Brooks & Dunn Recall Being Skeptical Of Becoming A Country Duo: “Just Never Should Have Worked”
Before Brooks & Dunn ever became one of the hottest country duo’s of the ‘90s, they were trying to build…
Brooks & Dunn; Photo by Rick Diamond/Getty Images
Before Brooks & Dunn ever became one of the hottest country duo’s of the ‘90s, they were trying to build successful careers of their own as solo acts. In a brand new interview, the two artists, known as Kix Brook and Ronnie Dunn, share the story of how they joined forces to become Brooks & Dunn.
During the discussion, they revealed that label executive Tim Dubois suggested they team up and try to work together. At the time, they say the idea to form a musical partnership seemed like an unlikely choice and somewhat of a shot in the dark.
“I think we were both pretty skeptical of the idea,” Brooks told Nick Hoffman while appearing on a Friday (May 28th) episode of Apple Music Country’s I Miss…90s Country Radio. “We were both grown men. [We] had kind of been around the Nashville block more than once. We both had kind of record deals that didn’t pan out to be much, and so when he suggested we write some songs together, we both know enough about how things go around that you got nothing to lose. So we said, okay.”
As it turns out, Dubois’ hunch to pair the two singer/songwriters together worked, as Brooks and Dunn’s first music session, which also included songwriter Don Cook, saw them writing not just one, but two of their first big hits – “Brand New Man,” and “My Next Broken Heart.”

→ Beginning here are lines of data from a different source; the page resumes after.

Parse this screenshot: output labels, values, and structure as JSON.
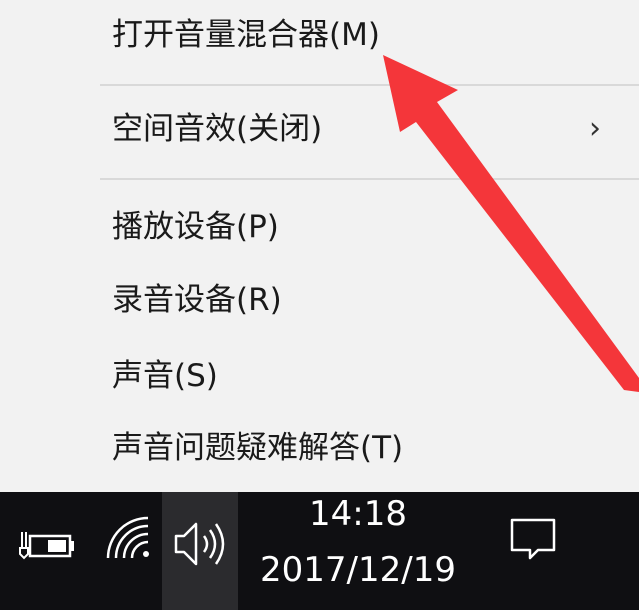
{
  "menu": {
    "items": [
      {
        "label": "打开音量混合器(M)"
      },
      {
        "label": "空间音效(关闭)",
        "submenu_glyph": "›"
      },
      {
        "label": "播放设备(P)"
      },
      {
        "label": "录音设备(R)"
      },
      {
        "label": "声音(S)"
      },
      {
        "label": "声音问题疑难解答(T)"
      }
    ]
  },
  "taskbar": {
    "time": "14:18",
    "date": "2017/12/19",
    "icons": [
      "battery-icon",
      "wifi-icon",
      "volume-icon",
      "notification-icon"
    ]
  },
  "colors": {
    "menu_bg": "#f2f2f2",
    "taskbar_bg": "#0f0f12",
    "highlight_arrow": "#f4363a"
  }
}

“We screwed up that week and wrote what became our first two number one songs,” Brooks said. “Next thing we know we’re like, ‘This didn’t make any sense at all, just never should have worked.’ A duo, we still don’t sing harmonies very good.”
“We were kind of tricked by Tim DuBois. I don’t know if he even knew what he was up to when he introduced us. He probably did, but he made it seem very innocent,” ” Dunn also recalled. “He played some of Kix’s songs for me, and I liked them. And then the next thing we know, he’s asking us to write a few songs together.”
Although the idea to join forces as a duo didn’t make a lot of sense to them at first, Brooks & Dunn would go on score more hits with songs like the melodic “Neon Moon,” dance-worthy Asleep at the Wheel cover of “Boot Scootin’ Boogie,” and B.W. Stevenson’s cover of “My Maria,” along with countless others. They also earned several awards, including all but one CMA Vocal Duo of the Year award between 1992-2006, before retiring for a brief moment in 2009 to produce music as solo artists.
Along with the interview, the episode on I Miss…90s Country Radio also took a look back at some of Brooks & Dunn’s biggest career highlights and studio albums like their 1991 debut album Brand New Man and their follow-up, Hard Workin’ Man. When reflecting on their musical journey, Brooks & Dunn agree, the most rewarding part of their 20-year legacy is they’ve noticed that people have still never forgotten the music.
“We talked about it recently,” Brooks noted. “With all the thousands of dollars worth of confetti that we blew in the air and stuff we blew up and inflatable girls and awful looking clothes and through that period when it was just how much nonsense can we create in one roll of the dice. To think now that people are talking about the music and none of that stuff. Occasionally a flame shirt comment will come up, but it was a lot worse than that on that end of things, and the music is what people are talking about. I think that’s the greatest compliment to both of us.”
“From day one, if there’s one thing you want to, years from now, look back and say, and we always said it, was that music would be timeless. The music would define it. And that’s all you can ask for,” Dunn shared. “If that music can hang around and do its job, then you made your mark.”
Melinda Lorge is a Nashville-based freelance writer who specializes in covering country music. Along with Country Now, her work has appeared in publications, including Rare Country, Rolling Stone Country, Nashville Lifestyles Magazine, Wide Open Country and more. After joining Rare Country in early 2016, Lorge was presented with the opportunity to lead coverage on late-night television programs, including “The Voice” and “American Idol,” which helped her to sharpen her writing skills even more. Lorge earned her degree at Middle Tennessee State University, following the completion of five internships within the country music industry. She has an undeniable love for music and entertainment. When she isn’t living and breathing country music, she can be found enjoying time outdoors with family and friends.